- Your instructions -
Each entry below needs to be retyped exactly as given.

- Provided data -
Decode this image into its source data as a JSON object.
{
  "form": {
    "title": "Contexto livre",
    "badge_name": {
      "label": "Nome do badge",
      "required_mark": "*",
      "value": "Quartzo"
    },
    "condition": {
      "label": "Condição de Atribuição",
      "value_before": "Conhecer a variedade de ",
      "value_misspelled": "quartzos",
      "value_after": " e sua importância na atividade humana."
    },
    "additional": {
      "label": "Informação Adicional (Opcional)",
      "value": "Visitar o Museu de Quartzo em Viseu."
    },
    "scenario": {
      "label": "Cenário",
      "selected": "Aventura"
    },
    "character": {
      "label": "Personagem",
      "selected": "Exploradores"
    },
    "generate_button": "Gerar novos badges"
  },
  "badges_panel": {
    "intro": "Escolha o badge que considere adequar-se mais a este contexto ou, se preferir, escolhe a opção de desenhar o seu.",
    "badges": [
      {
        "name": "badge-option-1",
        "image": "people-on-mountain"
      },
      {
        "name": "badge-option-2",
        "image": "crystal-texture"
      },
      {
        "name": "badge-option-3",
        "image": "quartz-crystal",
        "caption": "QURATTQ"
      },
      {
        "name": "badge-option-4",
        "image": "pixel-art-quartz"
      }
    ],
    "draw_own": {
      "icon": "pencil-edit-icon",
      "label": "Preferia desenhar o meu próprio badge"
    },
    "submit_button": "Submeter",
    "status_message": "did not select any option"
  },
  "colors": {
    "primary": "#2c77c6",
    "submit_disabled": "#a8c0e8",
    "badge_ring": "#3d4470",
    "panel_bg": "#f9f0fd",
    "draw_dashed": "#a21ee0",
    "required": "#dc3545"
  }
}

- Task answer -
Decode this image into its source data as a JSON object.
{
  "form": {
    "title": "Contexto livre",
    "badge_name": {
      "label": "Nome do badge",
      "required_mark": "*",
      "value": "Quartzo"
    },
    "condition": {
      "label": "Condição de Atribuição",
      "value_before": "Conhecer a variedade de ",
      "value_misspelled": "quartzos",
      "value_after": " e sua importância na atividade humana."
    },
    "additional": {
      "label": "Informação Adicional (Opcional)",
      "value": "Visitar o Museu de Quartzo em Viseu."
    },
    "scenario": {
      "label": "Cenário",
      "selected": "Aventura"
    },
    "character": {
      "label": "Personagem",
      "selected": "Exploradores"
    },
    "generate_button": "Gerar novos badges"
  },
  "badges_panel": {
    "intro": "Escolha o badge que considere adequar-se mais a este contexto ou, se preferir, escolhe a opção de desenhar o seu.",
    "badges": [
      {
        "name": "badge-option-1",
        "image": "people-on-mountain"
      },
      {
        "name": "badge-option-2",
        "image": "crystal-texture"
      },
      {
        "name": "badge-option-3",
        "image": "quartz-crystal",
        "caption": "QURATTQ"
      },
      {
        "name": "badge-option-4",
        "image": "pixel-art-quartz"
      }
    ],
    "draw_own": {
      "icon": "pencil-edit-icon",
      "label": "Preferia desenhar o meu próprio badge"
    },
    "submit_button": "Submeter",
    "status_message": "did not select any option"
  },
  "colors": {
    "primary": "#2c77c6",
    "submit_disabled": "#a8c0e8",
    "badge_ring": "#3d4470",
    "panel_bg": "#f9f0fd",
    "draw_dashed": "#a21ee0",
    "required": "#dc3545"
  }
}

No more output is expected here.